--- WORK TO COMPLETE ---
Could all of the entries be written out exactly, with any pictures omitted?

--- DATA PROVIDED ---
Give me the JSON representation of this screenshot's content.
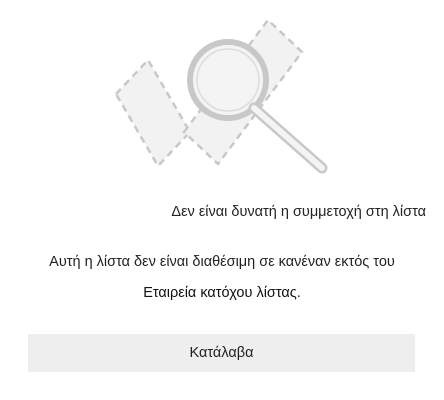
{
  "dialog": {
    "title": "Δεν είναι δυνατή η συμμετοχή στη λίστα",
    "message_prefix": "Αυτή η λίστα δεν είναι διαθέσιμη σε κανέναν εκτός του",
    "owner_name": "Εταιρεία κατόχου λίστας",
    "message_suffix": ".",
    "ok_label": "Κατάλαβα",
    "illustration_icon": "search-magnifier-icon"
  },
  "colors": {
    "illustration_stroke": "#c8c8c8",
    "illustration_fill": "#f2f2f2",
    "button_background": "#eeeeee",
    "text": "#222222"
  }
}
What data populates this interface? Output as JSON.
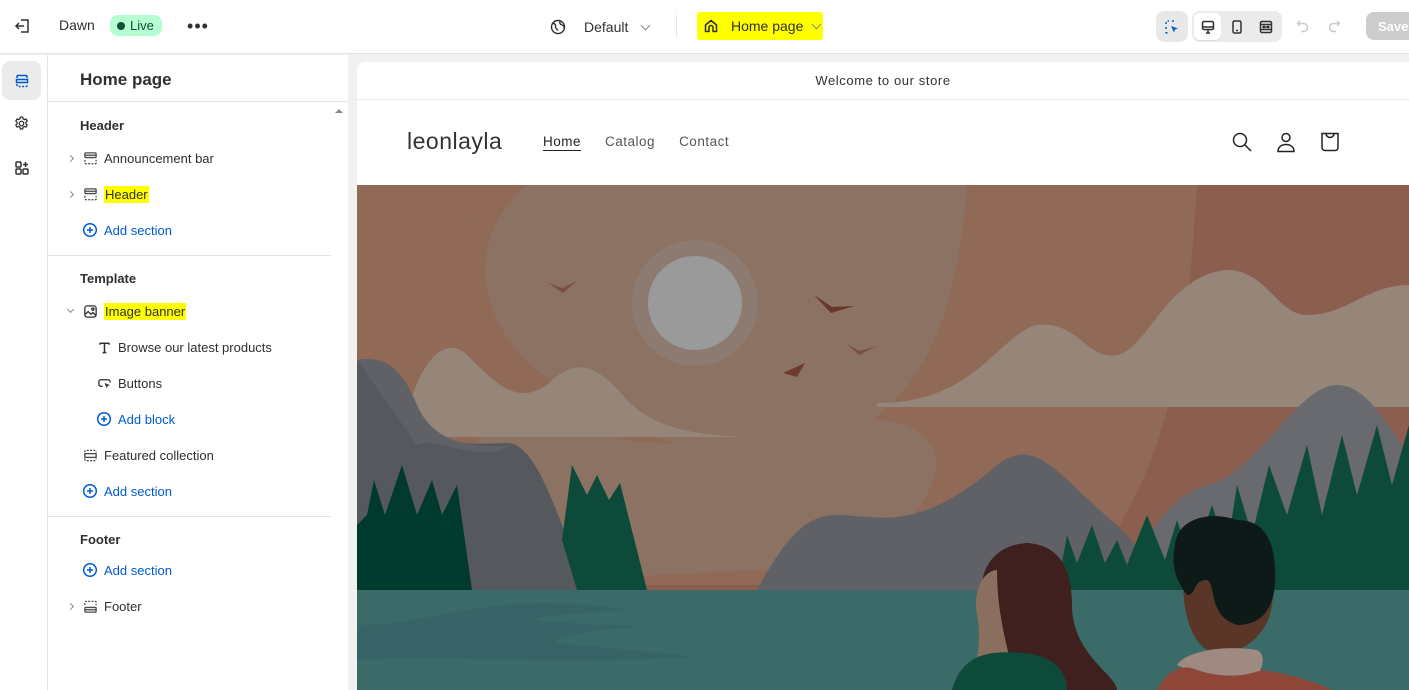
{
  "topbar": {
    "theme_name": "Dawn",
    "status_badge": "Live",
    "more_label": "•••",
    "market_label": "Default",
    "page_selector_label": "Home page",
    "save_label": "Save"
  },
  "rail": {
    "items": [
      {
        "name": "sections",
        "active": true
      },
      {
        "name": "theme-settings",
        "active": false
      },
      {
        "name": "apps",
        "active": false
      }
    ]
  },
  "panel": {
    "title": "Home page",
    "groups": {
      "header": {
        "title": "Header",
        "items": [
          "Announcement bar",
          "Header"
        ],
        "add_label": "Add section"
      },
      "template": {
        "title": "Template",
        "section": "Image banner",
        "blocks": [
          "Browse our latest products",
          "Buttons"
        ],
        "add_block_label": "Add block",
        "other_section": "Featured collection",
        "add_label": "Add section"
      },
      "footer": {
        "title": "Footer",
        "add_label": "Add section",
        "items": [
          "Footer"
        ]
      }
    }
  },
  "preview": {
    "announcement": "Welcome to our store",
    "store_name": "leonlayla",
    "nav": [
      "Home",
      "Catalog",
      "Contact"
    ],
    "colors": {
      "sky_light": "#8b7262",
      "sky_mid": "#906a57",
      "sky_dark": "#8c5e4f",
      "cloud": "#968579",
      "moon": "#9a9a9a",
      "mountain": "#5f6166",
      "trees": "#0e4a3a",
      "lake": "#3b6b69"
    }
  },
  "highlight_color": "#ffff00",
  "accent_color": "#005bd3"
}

--- RESULT OF THIS TASK ---
Give me the JSON representation of this screenshot's content.
{
  "dialog": {
    "title": "Δεν είναι δυνατή η συμμετοχή στη λίστα",
    "message_prefix": "Αυτή η λίστα δεν είναι διαθέσιμη σε κανέναν εκτός του",
    "owner_name": "Εταιρεία κατόχου λίστας",
    "message_suffix": ".",
    "ok_label": "Κατάλαβα",
    "illustration_icon": "search-magnifier-icon"
  },
  "colors": {
    "illustration_stroke": "#c8c8c8",
    "illustration_fill": "#f2f2f2",
    "button_background": "#eeeeee",
    "text": "#222222"
  }
}
What data populates this interface? Output as JSON.
{
  "topbar": {
    "theme_name": "Dawn",
    "status_badge": "Live",
    "more_label": "•••",
    "market_label": "Default",
    "page_selector_label": "Home page",
    "save_label": "Save"
  },
  "rail": {
    "items": [
      {
        "name": "sections",
        "active": true
      },
      {
        "name": "theme-settings",
        "active": false
      },
      {
        "name": "apps",
        "active": false
      }
    ]
  },
  "panel": {
    "title": "Home page",
    "groups": {
      "header": {
        "title": "Header",
        "items": [
          "Announcement bar",
          "Header"
        ],
        "add_label": "Add section"
      },
      "template": {
        "title": "Template",
        "section": "Image banner",
        "blocks": [
          "Browse our latest products",
          "Buttons"
        ],
        "add_block_label": "Add block",
        "other_section": "Featured collection",
        "add_label": "Add section"
      },
      "footer": {
        "title": "Footer",
        "add_label": "Add section",
        "items": [
          "Footer"
        ]
      }
    }
  },
  "preview": {
    "announcement": "Welcome to our store",
    "store_name": "leonlayla",
    "nav": [
      "Home",
      "Catalog",
      "Contact"
    ],
    "colors": {
      "sky_light": "#8b7262",
      "sky_mid": "#906a57",
      "sky_dark": "#8c5e4f",
      "cloud": "#968579",
      "moon": "#9a9a9a",
      "mountain": "#5f6166",
      "trees": "#0e4a3a",
      "lake": "#3b6b69"
    }
  },
  "highlight_color": "#ffff00",
  "accent_color": "#005bd3"
}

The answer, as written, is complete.